John Greenleaf Whittier wrote a poem in 1858 entitled "Telling the Bees" about a New England custom that was dying out even then. Back when many households kept beehives for honey, wax, and pollination, the hardworking bees were considered members of the family. When a relative died, the bees must be informed and given a proper opportunity to mourn.
This practice of “telling the bees” may have its origins in Celtic mythology where the presence of a bee after a death signified the soul leaving the body, but the tradition appears to have been most prominent in the eighteenth and nineteenth centuries in the U.S. and Western Europe. The ritual involves notifying honey bees of major events in the beekeeper’s life, such as a death or marriage.
While the traditions varied from country to country, “telling the bees” always involved notifying the insects of a death in the family—so that the bees could share in the mourning. This generally entailed draping each hive with black crepe or some other “shred of black.” It was required that the sad news be delivered to each hive individually, by knocking once and then verbally relaying the tale of sorrow.

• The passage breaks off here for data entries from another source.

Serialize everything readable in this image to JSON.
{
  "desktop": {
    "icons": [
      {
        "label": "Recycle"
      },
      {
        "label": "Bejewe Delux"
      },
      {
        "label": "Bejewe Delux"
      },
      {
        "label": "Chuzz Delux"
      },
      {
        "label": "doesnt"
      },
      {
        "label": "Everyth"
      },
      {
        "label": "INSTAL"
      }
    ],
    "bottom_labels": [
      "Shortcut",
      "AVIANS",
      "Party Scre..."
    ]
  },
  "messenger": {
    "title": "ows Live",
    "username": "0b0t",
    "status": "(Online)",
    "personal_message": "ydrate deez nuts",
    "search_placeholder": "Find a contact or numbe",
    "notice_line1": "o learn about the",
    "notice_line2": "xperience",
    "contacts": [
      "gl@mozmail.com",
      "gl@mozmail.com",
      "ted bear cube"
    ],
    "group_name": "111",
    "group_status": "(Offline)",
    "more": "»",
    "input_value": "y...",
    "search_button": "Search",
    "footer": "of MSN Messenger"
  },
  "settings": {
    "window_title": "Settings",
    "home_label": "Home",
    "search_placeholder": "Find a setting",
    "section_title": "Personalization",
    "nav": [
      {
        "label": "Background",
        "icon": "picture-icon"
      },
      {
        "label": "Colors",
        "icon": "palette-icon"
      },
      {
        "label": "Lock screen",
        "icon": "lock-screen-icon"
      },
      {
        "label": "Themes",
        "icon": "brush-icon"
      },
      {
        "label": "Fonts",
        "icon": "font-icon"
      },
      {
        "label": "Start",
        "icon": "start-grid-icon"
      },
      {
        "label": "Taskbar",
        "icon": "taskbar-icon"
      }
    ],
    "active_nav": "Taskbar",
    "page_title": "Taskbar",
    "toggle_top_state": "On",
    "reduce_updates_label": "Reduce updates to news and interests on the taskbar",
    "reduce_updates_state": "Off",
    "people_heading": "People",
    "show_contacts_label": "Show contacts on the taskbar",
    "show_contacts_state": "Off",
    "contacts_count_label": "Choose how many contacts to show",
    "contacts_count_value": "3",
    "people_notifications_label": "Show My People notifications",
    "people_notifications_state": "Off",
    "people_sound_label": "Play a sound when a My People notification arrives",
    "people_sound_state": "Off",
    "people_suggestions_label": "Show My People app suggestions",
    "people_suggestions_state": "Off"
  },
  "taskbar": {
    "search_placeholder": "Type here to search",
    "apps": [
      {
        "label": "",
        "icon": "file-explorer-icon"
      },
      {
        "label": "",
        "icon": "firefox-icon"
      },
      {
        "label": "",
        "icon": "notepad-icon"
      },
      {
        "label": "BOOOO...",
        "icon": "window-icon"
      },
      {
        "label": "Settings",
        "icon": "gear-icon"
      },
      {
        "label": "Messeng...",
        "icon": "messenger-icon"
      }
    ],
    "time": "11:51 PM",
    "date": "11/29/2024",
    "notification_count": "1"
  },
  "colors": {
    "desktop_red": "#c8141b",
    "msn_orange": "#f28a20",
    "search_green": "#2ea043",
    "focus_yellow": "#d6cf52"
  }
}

There were variations on the ritual over time and place, and folk stories that warned of the bad things that could happen if bees weren't kept current on family news. Read about the custom of telling the bees at Jstor. -via Nag on the Lake